Housing+ is a year-long program of lectures, exhibitions and studio inquiries focused on a topic that is of particular relevance to Woodbury School of Architecture. The school brings together students, faculty, administrators and community partners to address the topic of housing in the 2019-20 academic year. Implicit in this call for new models of housing is a call for new models of practice.
Faculty & collaborators are invited to define Housing+ projects as a means of examining the future of practice. Recent calls to action that ask architects to help with the housing crisis contain within them a larger critique of the discipline and profession of architecture.
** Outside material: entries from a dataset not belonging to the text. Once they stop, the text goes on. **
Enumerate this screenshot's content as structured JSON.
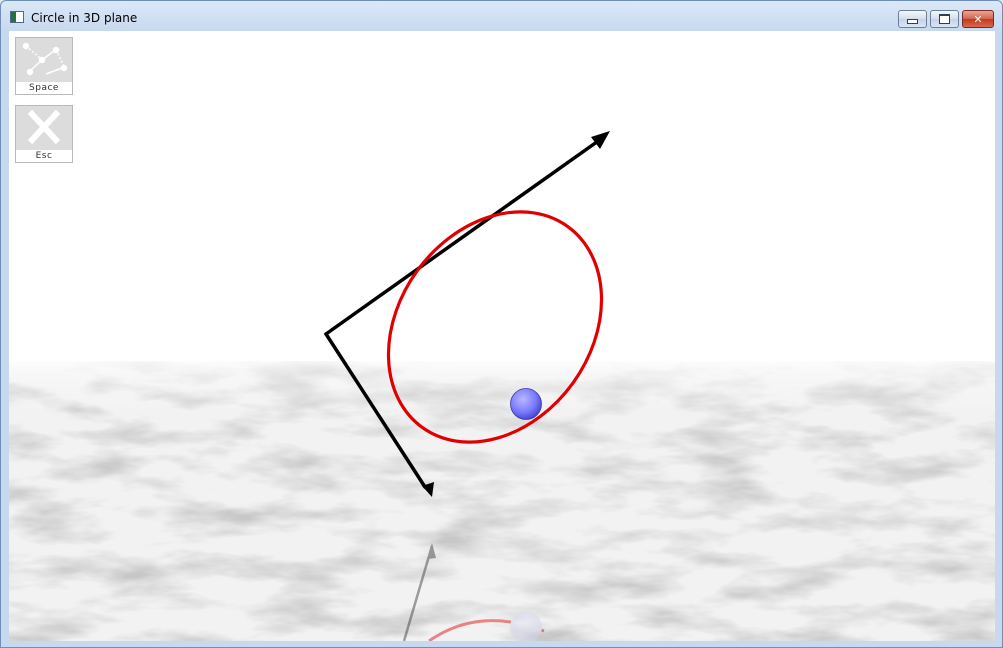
{
  "window": {
    "title": "Circle in 3D plane",
    "controls": {
      "minimize": "▭",
      "maximize": "□",
      "close": "✕"
    }
  },
  "toolbar": {
    "space_label": "Space",
    "esc_label": "Esc"
  },
  "scene": {
    "circle_color": "#e00000",
    "ball_color": "#7a7aff",
    "axis_color": "#000000",
    "floor": "marble",
    "sky_color": "#ffffff"
  }
}
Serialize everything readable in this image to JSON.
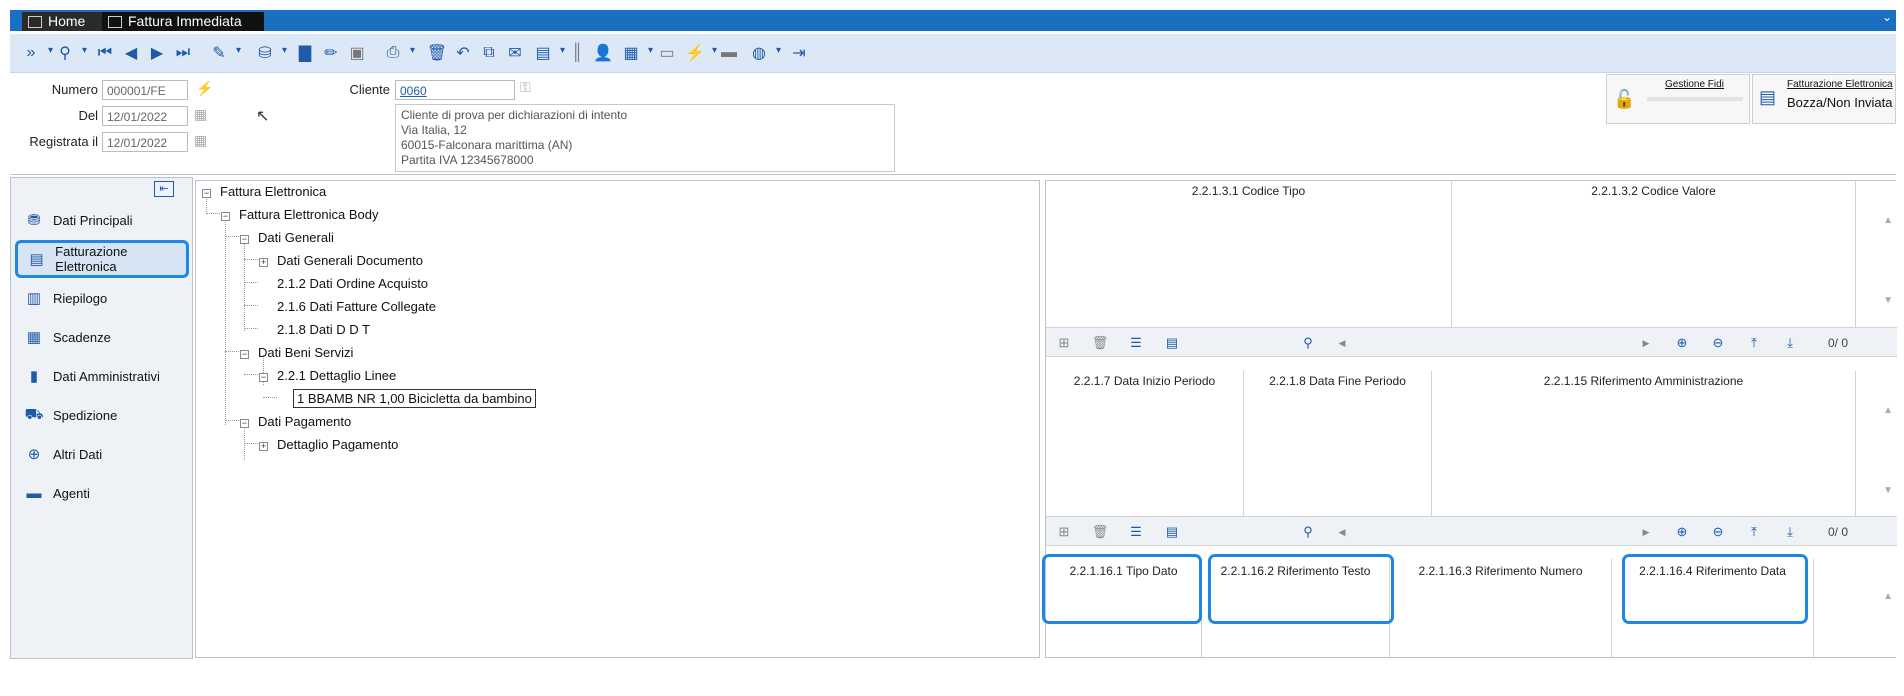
{
  "window": {
    "tabs": [
      {
        "label": "Home"
      },
      {
        "label": "Fattura Immediata"
      }
    ]
  },
  "header": {
    "numero_label": "Numero",
    "numero_value": "000001/FE",
    "del_label": "Del",
    "del_value": "12/01/2022",
    "registrata_label": "Registrata il",
    "registrata_value": "12/01/2022",
    "cliente_label": "Cliente",
    "cliente_code": "0060",
    "cliente_address": [
      "Cliente di prova per dichiarazioni di intento",
      "Via Italia, 12",
      "60015-Falconara marittima (AN)",
      "Partita IVA 12345678000"
    ],
    "gestione_fidi_label": "Gestione Fidi",
    "fe_title": "Fatturazione Elettronica",
    "fe_status": "Bozza/Non Inviata"
  },
  "sidebar": {
    "items": [
      {
        "label": "Dati Principali",
        "icon": "person-stack-icon"
      },
      {
        "label": "Fatturazione Elettronica",
        "icon": "globe-doc-icon"
      },
      {
        "label": "Riepilogo",
        "icon": "summary-icon"
      },
      {
        "label": "Scadenze",
        "icon": "calendar-icon"
      },
      {
        "label": "Dati Amministrativi",
        "icon": "ledger-icon"
      },
      {
        "label": "Spedizione",
        "icon": "truck-icon"
      },
      {
        "label": "Altri Dati",
        "icon": "plus-person-icon"
      },
      {
        "label": "Agenti",
        "icon": "briefcase-icon"
      }
    ]
  },
  "tree": {
    "root": "Fattura Elettronica",
    "body": "Fattura Elettronica Body",
    "dati_generali": "Dati Generali",
    "dati_generali_documento": "Dati Generali Documento",
    "ordine_acquisto": "2.1.2 Dati Ordine Acquisto",
    "fatture_collegate": "2.1.6 Dati Fatture Collegate",
    "ddt": "2.1.8 Dati D D T",
    "beni_servizi": "Dati Beni Servizi",
    "dettaglio_linee": "2.2.1 Dettaglio Linee",
    "linea": "1 BBAMB NR 1,00 Bicicletta da bambino",
    "dati_pagamento": "Dati Pagamento",
    "dettaglio_pagamento": "Dettaglio Pagamento"
  },
  "grid1": {
    "headers": [
      "2.2.1.3.1 Codice Tipo",
      "2.2.1.3.2 Codice Valore"
    ],
    "pager": "0/   0"
  },
  "grid2": {
    "headers": [
      "2.2.1.7 Data Inizio Periodo",
      "2.2.1.8 Data Fine Periodo",
      "2.2.1.15 Riferimento Amministrazione"
    ],
    "pager": "0/   0"
  },
  "grid3": {
    "headers": [
      "2.2.1.16.1 Tipo Dato",
      "2.2.1.16.2 Riferimento Testo",
      "2.2.1.16.3 Riferimento Numero",
      "2.2.1.16.4 Riferimento Data"
    ]
  },
  "colors": {
    "accent": "#1b6fc0",
    "highlight": "#1f86e3",
    "toolbar_bg": "#dce8f6"
  }
}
It is not housing per se that we have turned our backs on (every school teaches housing studios) but rather the processes and values, embodied most vividly in housing as a project, that are currently throwing the whole discipline into question. Indeed, most buildings are now shaped by non-architectural parameters embodied in housing: policy, economics, the rule of the marketplace, bureaucracy, techniques of construction administration, and codes. That we have turned our backs on housing is simply evidence that we have turned our backs on broader pressures facing the profession.
THE HOUSING PROJECT
Eames, Schindler, Neutra, Morgan, Greene & Greene, Wright, Williams, Gehry, Lautner; dingbats, craftsman bungalows, courtyard apartments, McMansions: From avant-garde to vernacular, Southern California’s best-known architecture is unquestionably domestic. Paradoxically, in a region where over 80% of our cities are zoned R1, the scale of California’s housing crisis is striking. The shortage is estimated at 3-4 million housing units, with over 130,000 homeless, constituting a staggering quarter of the national total. It’s time for architects and designers to rethink California’s housing typologies.
And yet, many in the design professions have remained notoriously absent from the discussion, claiming that architecture cannot solve the housing crisis. In her introduction to the book Housing as Intervention, Karen Kubey states that “though it was Modernism’s central project, ‘housing’ is often considered separate from ‘architecture.’” She cites Susanne Schindler in stating that housing is a ‘socioeconomic product to be delivered at the least possible cost’, while architecture is considered a ‘cultural endeavor.’ With regulatory constraints, financial and developer pressures, and community NIMBYism, the traditional role of the architect in housing design, particularly affordable housing, has eroded. As author Sam Lubell observes, “All it takes is a visit to the Inland Empire, Orange County, the outskirts of Sacramento or many parts of Silicon Valley to understand that the mass-produced housing stock in our country has become, with a few welcome exceptions, architecturally, urbanistically, and morally bankrupt.”
Woodbury School of Architecture, a school that importantly incorporates architecture, interior design, and real estate development programs, believes that affordable housing is a critical architectural question and a basic human right.